▸ EXERCISE OBJECTIVE
Restate the data below word for word. Leave the images out.

▸ Stored entries
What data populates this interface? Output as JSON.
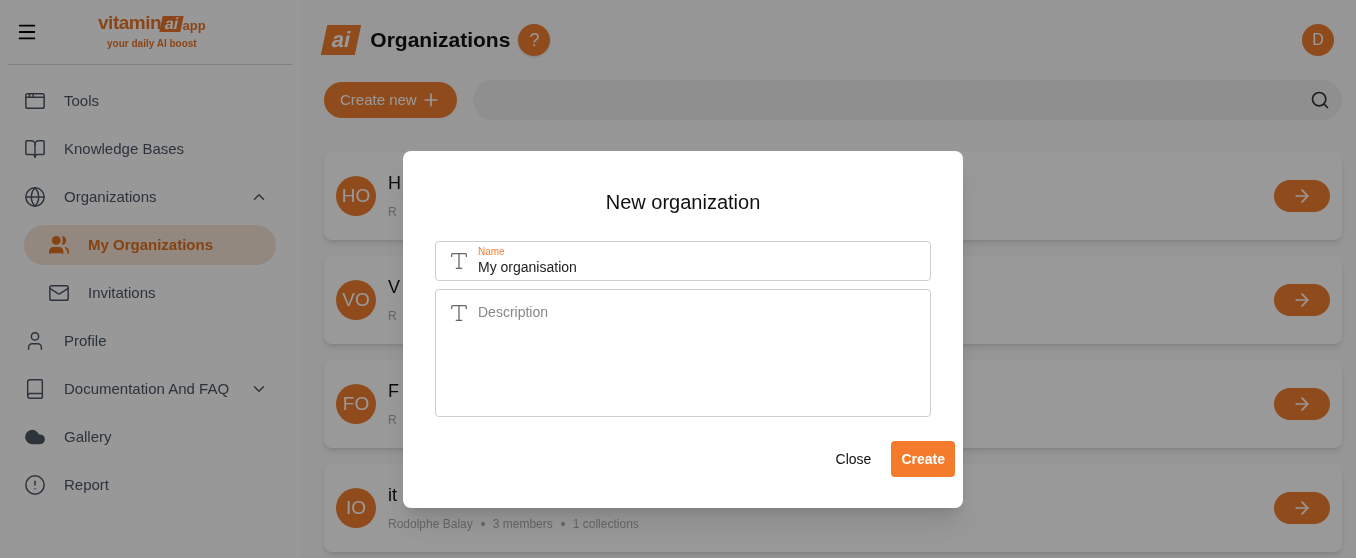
{
  "logo": {
    "name": "vitamin",
    "mark": "ai",
    "suffix": "app",
    "tagline": "your daily AI boost"
  },
  "sidebar": {
    "items": [
      {
        "label": "Tools",
        "selected": false
      },
      {
        "label": "Knowledge Bases",
        "selected": false
      },
      {
        "label": "Organizations",
        "selected": false,
        "expanded": true,
        "children": [
          {
            "label": "My Organizations",
            "selected": true
          },
          {
            "label": "Invitations",
            "selected": false
          }
        ]
      },
      {
        "label": "Profile",
        "selected": false
      },
      {
        "label": "Documentation And FAQ",
        "selected": false,
        "expanded": false
      },
      {
        "label": "Gallery",
        "selected": false
      },
      {
        "label": "Report",
        "selected": false
      }
    ]
  },
  "header": {
    "mark": "ai",
    "title": "Organizations",
    "help": "?",
    "avatar": "D"
  },
  "toolbar": {
    "create_button": "Create new"
  },
  "organizations": [
    {
      "initials": "HO",
      "name": "H",
      "meta": [
        "R"
      ]
    },
    {
      "initials": "VO",
      "name": "V",
      "meta": [
        "R"
      ]
    },
    {
      "initials": "FO",
      "name": "F",
      "meta": [
        "R"
      ]
    },
    {
      "initials": "IO",
      "name": "it",
      "meta": [
        "Rodolphe Balay",
        "3 members",
        "1 collections"
      ]
    }
  ],
  "dialog": {
    "title": "New organization",
    "name_field": {
      "label": "Name",
      "value": "My organisation"
    },
    "description_field": {
      "placeholder": "Description"
    },
    "buttons": {
      "close": "Close",
      "create": "Create"
    }
  }
}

▸ EXERCISE SOLUTION
What data populates this interface? Output as JSON.
{
  "logo": {
    "name": "vitamin",
    "mark": "ai",
    "suffix": "app",
    "tagline": "your daily AI boost"
  },
  "sidebar": {
    "items": [
      {
        "label": "Tools",
        "selected": false
      },
      {
        "label": "Knowledge Bases",
        "selected": false
      },
      {
        "label": "Organizations",
        "selected": false,
        "expanded": true,
        "children": [
          {
            "label": "My Organizations",
            "selected": true
          },
          {
            "label": "Invitations",
            "selected": false
          }
        ]
      },
      {
        "label": "Profile",
        "selected": false
      },
      {
        "label": "Documentation And FAQ",
        "selected": false,
        "expanded": false
      },
      {
        "label": "Gallery",
        "selected": false
      },
      {
        "label": "Report",
        "selected": false
      }
    ]
  },
  "header": {
    "mark": "ai",
    "title": "Organizations",
    "help": "?",
    "avatar": "D"
  },
  "toolbar": {
    "create_button": "Create new"
  },
  "organizations": [
    {
      "initials": "HO",
      "name": "H",
      "meta": [
        "R"
      ]
    },
    {
      "initials": "VO",
      "name": "V",
      "meta": [
        "R"
      ]
    },
    {
      "initials": "FO",
      "name": "F",
      "meta": [
        "R"
      ]
    },
    {
      "initials": "IO",
      "name": "it",
      "meta": [
        "Rodolphe Balay",
        "3 members",
        "1 collections"
      ]
    }
  ],
  "dialog": {
    "title": "New organization",
    "name_field": {
      "label": "Name",
      "value": "My organisation"
    },
    "description_field": {
      "placeholder": "Description"
    },
    "buttons": {
      "close": "Close",
      "create": "Create"
    }
  }
}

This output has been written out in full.